» Entries shown
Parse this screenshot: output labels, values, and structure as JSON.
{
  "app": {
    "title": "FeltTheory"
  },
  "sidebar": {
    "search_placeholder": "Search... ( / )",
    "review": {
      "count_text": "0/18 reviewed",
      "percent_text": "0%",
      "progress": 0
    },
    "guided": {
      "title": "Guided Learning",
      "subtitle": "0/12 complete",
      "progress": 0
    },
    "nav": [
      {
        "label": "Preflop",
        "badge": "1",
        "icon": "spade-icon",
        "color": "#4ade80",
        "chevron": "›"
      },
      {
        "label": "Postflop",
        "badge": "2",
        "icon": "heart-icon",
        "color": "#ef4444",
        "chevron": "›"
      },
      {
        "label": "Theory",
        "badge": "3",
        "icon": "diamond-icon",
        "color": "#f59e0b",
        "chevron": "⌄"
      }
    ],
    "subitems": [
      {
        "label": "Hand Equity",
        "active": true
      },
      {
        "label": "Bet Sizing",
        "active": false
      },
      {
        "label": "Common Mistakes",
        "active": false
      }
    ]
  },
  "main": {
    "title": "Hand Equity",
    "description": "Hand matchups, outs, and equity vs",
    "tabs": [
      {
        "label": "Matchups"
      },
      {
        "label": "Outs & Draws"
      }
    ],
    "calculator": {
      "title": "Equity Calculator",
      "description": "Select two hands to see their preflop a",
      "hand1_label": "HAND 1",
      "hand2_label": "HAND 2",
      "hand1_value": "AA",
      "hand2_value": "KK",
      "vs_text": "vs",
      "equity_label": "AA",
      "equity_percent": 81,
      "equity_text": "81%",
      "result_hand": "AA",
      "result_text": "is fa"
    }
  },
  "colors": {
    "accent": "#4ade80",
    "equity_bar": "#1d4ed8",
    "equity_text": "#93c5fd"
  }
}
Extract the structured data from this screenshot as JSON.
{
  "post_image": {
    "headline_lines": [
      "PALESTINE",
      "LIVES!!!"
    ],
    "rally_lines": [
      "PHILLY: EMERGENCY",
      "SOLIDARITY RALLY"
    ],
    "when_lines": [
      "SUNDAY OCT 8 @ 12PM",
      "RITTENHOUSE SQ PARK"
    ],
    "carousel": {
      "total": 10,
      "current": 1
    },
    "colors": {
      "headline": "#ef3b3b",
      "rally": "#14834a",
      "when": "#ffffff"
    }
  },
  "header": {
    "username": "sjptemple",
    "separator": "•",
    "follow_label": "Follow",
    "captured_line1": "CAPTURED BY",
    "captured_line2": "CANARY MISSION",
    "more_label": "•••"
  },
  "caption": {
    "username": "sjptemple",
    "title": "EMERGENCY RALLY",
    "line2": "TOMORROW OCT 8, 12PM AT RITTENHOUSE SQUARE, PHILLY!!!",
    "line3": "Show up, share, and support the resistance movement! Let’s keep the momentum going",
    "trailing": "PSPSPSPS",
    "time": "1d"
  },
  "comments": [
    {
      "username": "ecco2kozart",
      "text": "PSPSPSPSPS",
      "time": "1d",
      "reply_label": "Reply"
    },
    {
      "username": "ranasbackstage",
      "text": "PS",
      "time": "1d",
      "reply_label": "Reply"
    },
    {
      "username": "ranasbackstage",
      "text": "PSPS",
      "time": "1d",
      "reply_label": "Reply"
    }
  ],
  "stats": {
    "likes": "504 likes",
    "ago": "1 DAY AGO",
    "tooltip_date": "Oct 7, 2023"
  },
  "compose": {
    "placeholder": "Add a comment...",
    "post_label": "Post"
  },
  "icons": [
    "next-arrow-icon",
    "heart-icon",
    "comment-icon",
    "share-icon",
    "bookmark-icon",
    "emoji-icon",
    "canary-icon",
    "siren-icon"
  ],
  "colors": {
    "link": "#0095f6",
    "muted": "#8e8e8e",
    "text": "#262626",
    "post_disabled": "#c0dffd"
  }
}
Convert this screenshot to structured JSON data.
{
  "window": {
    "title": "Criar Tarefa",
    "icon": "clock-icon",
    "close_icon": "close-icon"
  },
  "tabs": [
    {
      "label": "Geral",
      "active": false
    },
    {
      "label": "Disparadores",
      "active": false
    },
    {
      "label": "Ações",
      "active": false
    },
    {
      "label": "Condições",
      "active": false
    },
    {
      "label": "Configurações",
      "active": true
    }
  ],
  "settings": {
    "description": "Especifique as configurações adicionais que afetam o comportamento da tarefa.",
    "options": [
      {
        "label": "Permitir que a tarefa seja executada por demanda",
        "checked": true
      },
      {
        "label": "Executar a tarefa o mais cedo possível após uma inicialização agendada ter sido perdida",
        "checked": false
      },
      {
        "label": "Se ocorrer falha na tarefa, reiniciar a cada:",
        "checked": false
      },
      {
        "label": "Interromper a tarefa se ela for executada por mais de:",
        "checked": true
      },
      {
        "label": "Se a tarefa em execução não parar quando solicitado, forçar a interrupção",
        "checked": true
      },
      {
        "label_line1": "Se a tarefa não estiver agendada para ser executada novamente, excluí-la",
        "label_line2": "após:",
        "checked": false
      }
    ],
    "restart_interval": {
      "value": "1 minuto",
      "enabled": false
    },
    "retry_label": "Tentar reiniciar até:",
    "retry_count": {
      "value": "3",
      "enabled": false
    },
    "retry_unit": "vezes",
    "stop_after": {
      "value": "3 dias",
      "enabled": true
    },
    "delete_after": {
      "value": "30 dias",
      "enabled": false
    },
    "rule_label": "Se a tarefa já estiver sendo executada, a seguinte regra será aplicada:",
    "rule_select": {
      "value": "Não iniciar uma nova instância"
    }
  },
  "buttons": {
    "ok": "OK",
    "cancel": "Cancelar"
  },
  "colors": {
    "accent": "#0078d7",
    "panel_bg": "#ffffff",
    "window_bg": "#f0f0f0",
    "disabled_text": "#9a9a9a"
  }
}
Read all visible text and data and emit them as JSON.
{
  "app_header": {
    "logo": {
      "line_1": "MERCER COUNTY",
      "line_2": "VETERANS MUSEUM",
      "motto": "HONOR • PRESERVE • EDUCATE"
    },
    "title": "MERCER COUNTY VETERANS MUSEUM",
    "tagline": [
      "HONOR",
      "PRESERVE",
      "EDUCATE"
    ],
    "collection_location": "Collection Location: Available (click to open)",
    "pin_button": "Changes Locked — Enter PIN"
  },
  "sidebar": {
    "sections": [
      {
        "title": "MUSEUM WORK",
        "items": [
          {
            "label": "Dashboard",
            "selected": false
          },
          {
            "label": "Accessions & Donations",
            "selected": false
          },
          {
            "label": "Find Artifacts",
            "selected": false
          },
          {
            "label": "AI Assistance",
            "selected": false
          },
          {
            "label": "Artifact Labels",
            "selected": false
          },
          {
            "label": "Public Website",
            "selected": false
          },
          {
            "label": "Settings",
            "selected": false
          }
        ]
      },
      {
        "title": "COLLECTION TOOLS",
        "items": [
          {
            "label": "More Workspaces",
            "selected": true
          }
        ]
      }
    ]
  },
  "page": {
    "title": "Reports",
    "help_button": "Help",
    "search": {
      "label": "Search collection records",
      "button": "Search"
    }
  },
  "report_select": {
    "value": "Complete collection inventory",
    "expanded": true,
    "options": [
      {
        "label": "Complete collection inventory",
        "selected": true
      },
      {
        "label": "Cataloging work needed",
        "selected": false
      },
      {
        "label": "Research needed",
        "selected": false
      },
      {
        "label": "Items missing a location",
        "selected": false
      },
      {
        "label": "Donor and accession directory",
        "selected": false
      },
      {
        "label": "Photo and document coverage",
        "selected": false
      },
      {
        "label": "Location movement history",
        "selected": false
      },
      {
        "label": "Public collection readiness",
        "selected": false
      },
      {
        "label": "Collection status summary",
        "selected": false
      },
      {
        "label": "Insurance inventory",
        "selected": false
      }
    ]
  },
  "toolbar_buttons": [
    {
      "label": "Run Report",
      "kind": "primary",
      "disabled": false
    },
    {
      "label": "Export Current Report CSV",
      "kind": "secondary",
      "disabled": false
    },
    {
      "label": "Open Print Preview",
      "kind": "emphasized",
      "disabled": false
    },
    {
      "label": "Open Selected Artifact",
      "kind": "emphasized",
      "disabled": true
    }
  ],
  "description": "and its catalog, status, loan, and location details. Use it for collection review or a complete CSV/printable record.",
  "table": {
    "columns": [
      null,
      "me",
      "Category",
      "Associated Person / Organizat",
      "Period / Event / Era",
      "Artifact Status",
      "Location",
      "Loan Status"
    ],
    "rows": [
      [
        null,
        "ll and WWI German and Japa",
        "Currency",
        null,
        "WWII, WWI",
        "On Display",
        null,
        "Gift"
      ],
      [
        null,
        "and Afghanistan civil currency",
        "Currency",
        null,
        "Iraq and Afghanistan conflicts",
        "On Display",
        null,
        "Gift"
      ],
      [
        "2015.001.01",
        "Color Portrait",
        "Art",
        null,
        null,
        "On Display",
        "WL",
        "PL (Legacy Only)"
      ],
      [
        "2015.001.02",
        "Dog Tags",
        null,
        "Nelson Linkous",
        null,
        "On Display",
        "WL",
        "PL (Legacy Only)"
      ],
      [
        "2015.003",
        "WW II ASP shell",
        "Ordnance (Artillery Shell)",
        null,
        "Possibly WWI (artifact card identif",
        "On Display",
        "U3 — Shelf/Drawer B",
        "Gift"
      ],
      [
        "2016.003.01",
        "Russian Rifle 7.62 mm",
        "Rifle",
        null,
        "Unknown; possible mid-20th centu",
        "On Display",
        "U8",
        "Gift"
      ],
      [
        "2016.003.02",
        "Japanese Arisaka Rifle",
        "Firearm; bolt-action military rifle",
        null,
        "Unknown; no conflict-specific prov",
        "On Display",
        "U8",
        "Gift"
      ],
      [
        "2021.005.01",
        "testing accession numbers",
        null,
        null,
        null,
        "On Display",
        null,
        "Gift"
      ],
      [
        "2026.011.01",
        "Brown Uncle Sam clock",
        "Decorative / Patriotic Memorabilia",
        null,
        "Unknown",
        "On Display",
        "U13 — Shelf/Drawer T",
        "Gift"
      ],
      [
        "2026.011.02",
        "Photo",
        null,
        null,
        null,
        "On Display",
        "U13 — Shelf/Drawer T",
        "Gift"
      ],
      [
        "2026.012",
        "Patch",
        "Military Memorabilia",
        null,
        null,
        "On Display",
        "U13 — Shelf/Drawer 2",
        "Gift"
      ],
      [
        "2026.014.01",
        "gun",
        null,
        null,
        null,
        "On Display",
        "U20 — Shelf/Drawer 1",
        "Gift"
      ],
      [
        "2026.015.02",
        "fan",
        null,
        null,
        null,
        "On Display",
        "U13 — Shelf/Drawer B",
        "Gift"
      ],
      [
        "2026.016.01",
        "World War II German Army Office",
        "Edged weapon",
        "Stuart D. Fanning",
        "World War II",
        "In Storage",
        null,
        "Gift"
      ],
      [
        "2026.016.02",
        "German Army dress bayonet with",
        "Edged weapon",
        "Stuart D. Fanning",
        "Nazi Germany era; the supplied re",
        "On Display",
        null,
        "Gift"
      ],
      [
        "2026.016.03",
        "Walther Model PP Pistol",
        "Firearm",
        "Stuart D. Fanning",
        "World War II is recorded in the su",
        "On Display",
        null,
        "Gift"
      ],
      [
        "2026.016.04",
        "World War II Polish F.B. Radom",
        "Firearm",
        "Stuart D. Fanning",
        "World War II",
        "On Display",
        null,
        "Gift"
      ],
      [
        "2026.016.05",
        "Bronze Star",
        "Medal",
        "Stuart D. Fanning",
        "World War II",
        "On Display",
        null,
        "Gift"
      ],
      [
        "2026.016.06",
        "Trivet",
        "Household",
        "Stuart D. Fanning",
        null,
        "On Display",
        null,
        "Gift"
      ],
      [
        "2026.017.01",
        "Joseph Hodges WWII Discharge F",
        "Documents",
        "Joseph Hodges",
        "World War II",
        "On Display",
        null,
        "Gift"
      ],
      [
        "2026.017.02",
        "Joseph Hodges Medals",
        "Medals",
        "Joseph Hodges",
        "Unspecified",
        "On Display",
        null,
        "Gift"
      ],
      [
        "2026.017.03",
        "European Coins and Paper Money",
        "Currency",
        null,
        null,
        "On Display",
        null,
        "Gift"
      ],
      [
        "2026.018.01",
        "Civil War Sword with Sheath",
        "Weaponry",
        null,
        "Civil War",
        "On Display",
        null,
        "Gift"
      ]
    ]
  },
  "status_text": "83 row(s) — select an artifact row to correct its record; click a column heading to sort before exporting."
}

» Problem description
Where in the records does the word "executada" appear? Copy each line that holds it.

» Reply to the exercise
        "label": "Permitir que a tarefa seja executada por demanda",
        "label": "Interromper a tarefa se ela for executada por mais de:",
        "label_line1": "Se a tarefa não estiver agendada para ser executada novamente, excluí-la",
    "rule_label": "Se a tarefa já estiver sendo executada, a seguinte regra será aplicada:",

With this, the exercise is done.